Yosemite and Sequoia National Parks were under snow and when P looked to see how far Hawaii was from California, Hawaii won. Luckily just north of San Francisco is Muir Woods and Muir Woods National Monument, a National Park filled with Coast Redwoods and Giant Sequoias.
Most of the photos are noisy with ISO as it was my first time shooting in such light. I wasn’t sure of the levels shutter speed or aperture so please excuse the noise and look of some photos. As usual I’m a bad editor cutting down photos.
If driving there you have to book up in advance the parking ticket. No advance ticket, no entry.

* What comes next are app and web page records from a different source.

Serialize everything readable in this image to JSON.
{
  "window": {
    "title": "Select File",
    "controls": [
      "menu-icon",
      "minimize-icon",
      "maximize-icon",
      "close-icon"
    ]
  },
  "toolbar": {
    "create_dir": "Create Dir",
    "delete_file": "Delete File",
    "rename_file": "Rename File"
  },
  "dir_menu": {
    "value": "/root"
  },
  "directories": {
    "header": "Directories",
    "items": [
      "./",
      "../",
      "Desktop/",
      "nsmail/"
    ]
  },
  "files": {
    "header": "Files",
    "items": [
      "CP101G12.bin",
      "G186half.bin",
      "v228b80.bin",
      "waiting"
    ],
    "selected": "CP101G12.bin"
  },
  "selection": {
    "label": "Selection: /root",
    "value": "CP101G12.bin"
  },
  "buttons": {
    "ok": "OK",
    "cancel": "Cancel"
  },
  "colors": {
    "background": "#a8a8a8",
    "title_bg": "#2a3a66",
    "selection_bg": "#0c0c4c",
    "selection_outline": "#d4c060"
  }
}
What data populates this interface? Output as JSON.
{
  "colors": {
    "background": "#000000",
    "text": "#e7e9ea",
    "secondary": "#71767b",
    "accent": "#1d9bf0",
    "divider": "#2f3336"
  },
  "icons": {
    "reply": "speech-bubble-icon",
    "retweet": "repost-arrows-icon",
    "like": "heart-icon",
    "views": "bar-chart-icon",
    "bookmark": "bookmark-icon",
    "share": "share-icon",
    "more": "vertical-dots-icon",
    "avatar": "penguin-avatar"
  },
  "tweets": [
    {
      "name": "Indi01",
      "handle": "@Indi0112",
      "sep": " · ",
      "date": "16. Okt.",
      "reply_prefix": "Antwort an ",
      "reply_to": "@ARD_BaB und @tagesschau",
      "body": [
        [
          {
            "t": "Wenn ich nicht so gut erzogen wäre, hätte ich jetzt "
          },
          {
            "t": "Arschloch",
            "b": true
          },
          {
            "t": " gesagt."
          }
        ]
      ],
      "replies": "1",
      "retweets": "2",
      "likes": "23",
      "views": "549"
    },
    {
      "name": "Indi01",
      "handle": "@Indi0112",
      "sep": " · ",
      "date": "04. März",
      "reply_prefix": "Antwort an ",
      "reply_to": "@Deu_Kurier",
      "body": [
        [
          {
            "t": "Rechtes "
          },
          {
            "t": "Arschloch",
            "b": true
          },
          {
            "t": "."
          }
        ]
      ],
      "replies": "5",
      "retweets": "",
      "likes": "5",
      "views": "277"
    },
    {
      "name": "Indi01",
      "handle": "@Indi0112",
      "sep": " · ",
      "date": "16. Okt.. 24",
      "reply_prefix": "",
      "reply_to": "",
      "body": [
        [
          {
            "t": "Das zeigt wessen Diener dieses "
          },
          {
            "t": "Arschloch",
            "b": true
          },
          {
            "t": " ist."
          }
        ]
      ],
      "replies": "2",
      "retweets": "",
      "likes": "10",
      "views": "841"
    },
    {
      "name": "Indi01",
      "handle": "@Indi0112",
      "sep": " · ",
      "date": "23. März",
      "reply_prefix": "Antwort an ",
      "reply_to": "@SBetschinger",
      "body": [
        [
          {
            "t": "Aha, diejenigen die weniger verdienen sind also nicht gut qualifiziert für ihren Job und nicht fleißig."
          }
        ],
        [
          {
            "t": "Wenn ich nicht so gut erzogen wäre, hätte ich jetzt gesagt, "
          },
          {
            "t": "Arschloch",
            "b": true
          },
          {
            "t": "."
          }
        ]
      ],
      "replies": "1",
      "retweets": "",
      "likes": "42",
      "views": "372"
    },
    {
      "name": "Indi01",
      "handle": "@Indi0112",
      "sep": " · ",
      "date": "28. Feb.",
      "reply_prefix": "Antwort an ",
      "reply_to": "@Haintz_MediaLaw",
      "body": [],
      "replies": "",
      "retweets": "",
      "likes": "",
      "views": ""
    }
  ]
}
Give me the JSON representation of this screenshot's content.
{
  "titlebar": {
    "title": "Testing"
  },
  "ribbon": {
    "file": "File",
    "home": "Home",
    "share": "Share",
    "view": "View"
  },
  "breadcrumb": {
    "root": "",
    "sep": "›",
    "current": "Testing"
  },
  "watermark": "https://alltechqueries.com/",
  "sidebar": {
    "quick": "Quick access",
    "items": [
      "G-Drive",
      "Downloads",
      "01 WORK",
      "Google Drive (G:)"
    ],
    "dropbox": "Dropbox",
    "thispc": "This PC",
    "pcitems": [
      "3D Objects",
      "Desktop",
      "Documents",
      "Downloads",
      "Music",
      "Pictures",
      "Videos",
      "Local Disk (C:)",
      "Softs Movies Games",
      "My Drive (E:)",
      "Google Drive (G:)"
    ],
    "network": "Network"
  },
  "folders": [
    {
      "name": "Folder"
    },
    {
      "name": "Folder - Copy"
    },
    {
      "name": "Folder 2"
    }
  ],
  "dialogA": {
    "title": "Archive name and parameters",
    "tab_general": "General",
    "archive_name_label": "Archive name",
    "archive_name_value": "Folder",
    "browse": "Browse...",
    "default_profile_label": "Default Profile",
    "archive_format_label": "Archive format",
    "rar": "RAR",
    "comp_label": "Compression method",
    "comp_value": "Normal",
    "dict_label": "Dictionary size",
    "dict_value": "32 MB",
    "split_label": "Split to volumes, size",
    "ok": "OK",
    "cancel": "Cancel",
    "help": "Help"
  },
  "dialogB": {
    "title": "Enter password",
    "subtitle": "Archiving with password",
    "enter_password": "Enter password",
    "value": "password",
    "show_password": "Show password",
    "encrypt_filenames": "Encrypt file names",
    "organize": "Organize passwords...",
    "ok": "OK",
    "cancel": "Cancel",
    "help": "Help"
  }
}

About 1-2km from the park are signs reminding you last chance to book up before as there’s no mobile or wifi coverage once in the park. Parking is $8.50, entrance $15 per person. Under 15’s free. A shuttle bus is available from near by towns.
The main show is the monument, a mostly boarded loop trail in the thickest darkest part of the forest. Redwoods are the stars here. I wanted to do the Panoramic Trail (once the ocean view walk before the trees grew blocking the vista) however time was an issue before the park closed. A ranger recommend the Canopy trail, a 4.8km/3mi approx 2 hours hike that connects with Lost Trail and and part of Fern Creek trail looping back to the entrance. He mentioned it’s great for lefties. Being mixed handed I loved the trial until it looped back in favour of righties. The path flowed. We got there around midday on a Sunday with the trial already getting busy. If you want peace and quiet, no human voices go early. It was so obvious we were the tourists in our winter coats while the locals were in t-shirts and tank tops. No way was it warm enough! It was the same temps as back in Barcelona and everybody there was in winter coats.
Highest part of the canopy trail. Trees changed from redwood and sequoias to deciduous trees.
Coast redwoods are taller skinnier trees, Giant sequoias shorter wider ones. Along the monument trail are loads of information signs telling you what to look out for. I preferred the trails away from the monument as it was quieter. A spending that week nearly 24 hours traveling, walking around San Francisco, being in a car and air conditioning, being surrounded by nature and fresh air was an equaliser balance. The air in the lower parts of the trial was damp and cool which right now in summer sounds so good. Up along the higher parts in the sun that got through was surprising warm which is now I know why the locals skipped coats. Though they skipped coats the whole trip in Northern California.
As the trail via Lost Trail and Fern Creek Trail headed back to the monument it got cooler, darker with bridges across creeks.
Local banana slug!
Fern Creek Trail
Log crossing to Pelvin Cut trail
Back on Fern Creek Trial to Redwood Creek trail to the visitor centre cafe for tea and snacks!
Mouse? Shrew? Rat? Mole? Vole?
Have you hiked among redwoods and sequoias? Image what stories and tales they could tell from breathing in the air, nutrients and water from the soil. I’m sure they sense what happens on Earth. There’s something magical walking among them. Sadly only pockets remain due to climate change, over logging in previous years, oak death, droughts, wild fires even land use for vine yards. By being more mindful of using less plastic, reusing and repurposing are just a few things we can do to ensure these magical giants and forests all over the world will be around for centuries to come.